The statements come in the wake of Kiev’s claims that Russia committed a massacre against civilian populations in Bucha, a city in northwest Kiev. Morawiecki labelled Russian actions in Ukraine as “pure evil” and believes that the only course of action for the EU would be to impose the toughest possible sanctions on Russia.
Morawiecki asked French President Emmanuel Macron “How many times have you negotiated with [Russian President Vladimir] Putin?”
He also said, “you do not negotiate with criminals, you fight them,” and that the EU must ramp up anti-Russian sanctions to “break Putin’s war machine.

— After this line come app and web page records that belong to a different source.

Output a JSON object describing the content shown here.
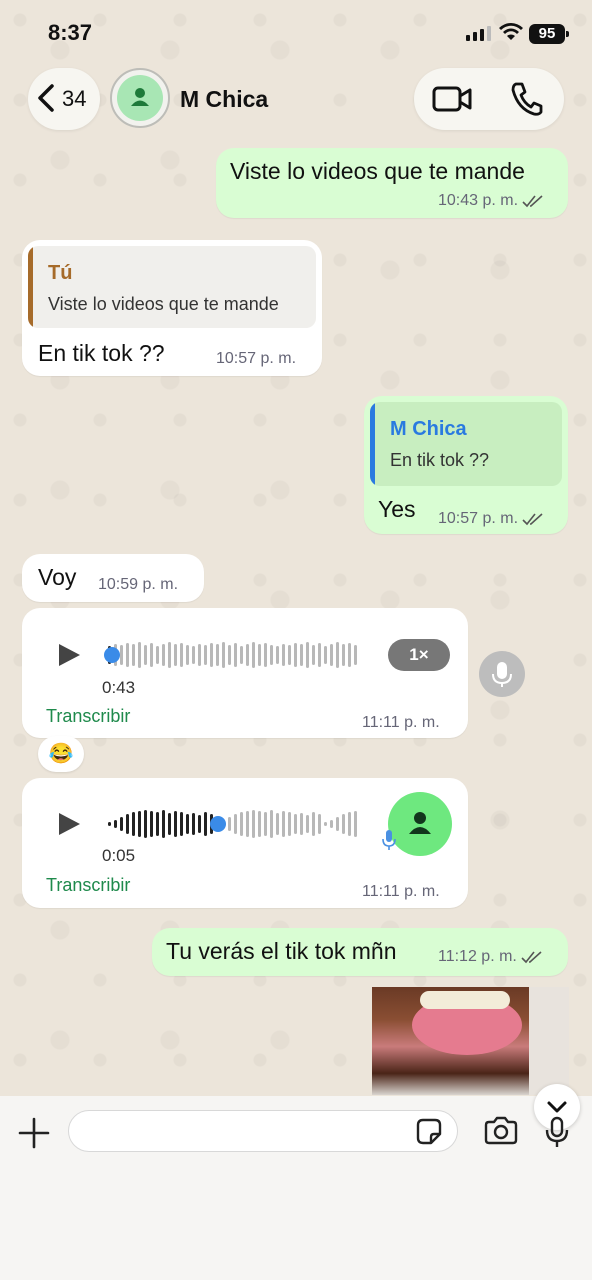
{
  "status": {
    "time": "8:37",
    "battery": "95"
  },
  "header": {
    "back_count": "34",
    "contact_name": "M Chica"
  },
  "messages": [
    {
      "text": "Viste lo videos que te mande",
      "time": "10:43 p. m."
    },
    {
      "quote_author": "Tú",
      "quote_text": "Viste lo videos que te mande",
      "text": "En tik tok ??",
      "time": "10:57 p. m."
    },
    {
      "quote_author": "M Chica",
      "quote_text": "En tik tok ??",
      "text": "Yes",
      "time": "10:57 p. m."
    },
    {
      "text": "Voy",
      "time": "10:59 p. m."
    },
    {
      "duration": "0:43",
      "speed": "1×",
      "transcribe": "Transcribir",
      "time": "11:11 p. m.",
      "reaction": "😂",
      "progress": 0.02
    },
    {
      "duration": "0:05",
      "transcribe": "Transcribir",
      "time": "11:11 p. m.",
      "progress": 0.42
    },
    {
      "text": "Tu verás el tik tok mñn",
      "time": "11:12 p. m."
    }
  ],
  "input": {
    "placeholder": ""
  },
  "colors": {
    "outgoing": "#d9fdd3",
    "incoming": "#ffffff",
    "accent": "#1f8a4c"
  }
}
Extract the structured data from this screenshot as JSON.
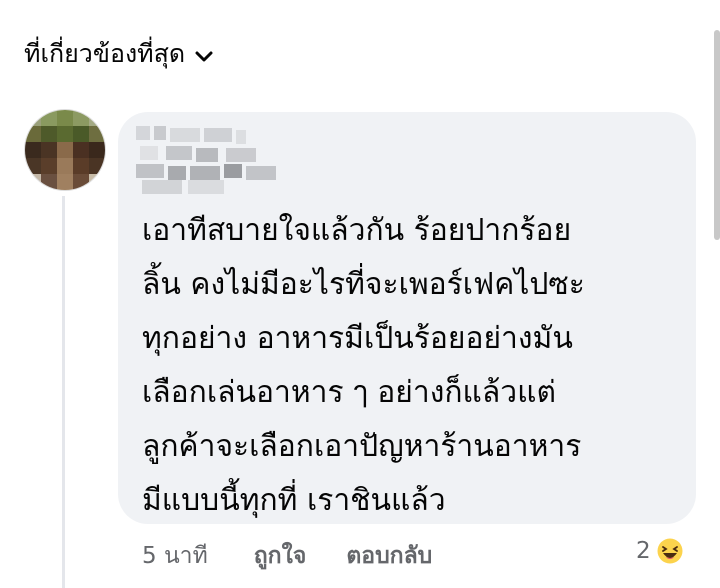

Then he criticised Germany for its history of trading with Russia, which in response Berlin has pledged to reduce its dependence on Russian commonalities moving forward. However, Berlin did acknowledge that it would take years to reduce its dependency and it would be detrimental to its economy.
Former chancellor Angela Merkel assisted Russia economically by purchasing raw materials for Germany from Russia, which in turn helped Russia build up its army.
Morawiecki added that current German leaders should listen to the voices of “innocent women and children, the voice of the murdered people,” rather than German businessmen referring to the conflict in Ukraine.
When queried about Hungary’s refusal to sanction Russian energy he said that “anyone who reads the transcripts [of EU meetings] will know that Germany is the main stumbling block on the way towards very strong sanctions,”
“[Hungarian] Prime Minister Viktor Orban did not stop the sanctions. In fact, the main obstacles are the big countries, those who are afraid for their business.”
Ukrainian President Volodymyr Zelensky has blamed former leaders of Germany and France, claiming that their support for Russia enabled them to commit war crimes in Bucha.
Moscow denies Kiev’s accusations regarding the war crimes in Bucha, claiming that the Ukrainian government committed them in an attempt to ruin Russia’s credibility in the conflict. Russian forces left the town on April 30th, and footage of murdered civilians began to appear online from April 2nd.
Of the EU states Poland has been among the most vocal critics of Russia, with top Polish officials calling for a massive increase in US troops in Europe and stating that they’re ready to house nuclear weapons in their country to deter Russia. Warsaw has also mapped out policies of “de-Russifying” its economy and also is looking at suppressing Russian culture within Poland.
Spokesman for the Kremlin, Dmitry Peskov remarked the Poland’s rhetoric was “extremely belligerent” and “anti-Russian,” causing “deep concern.”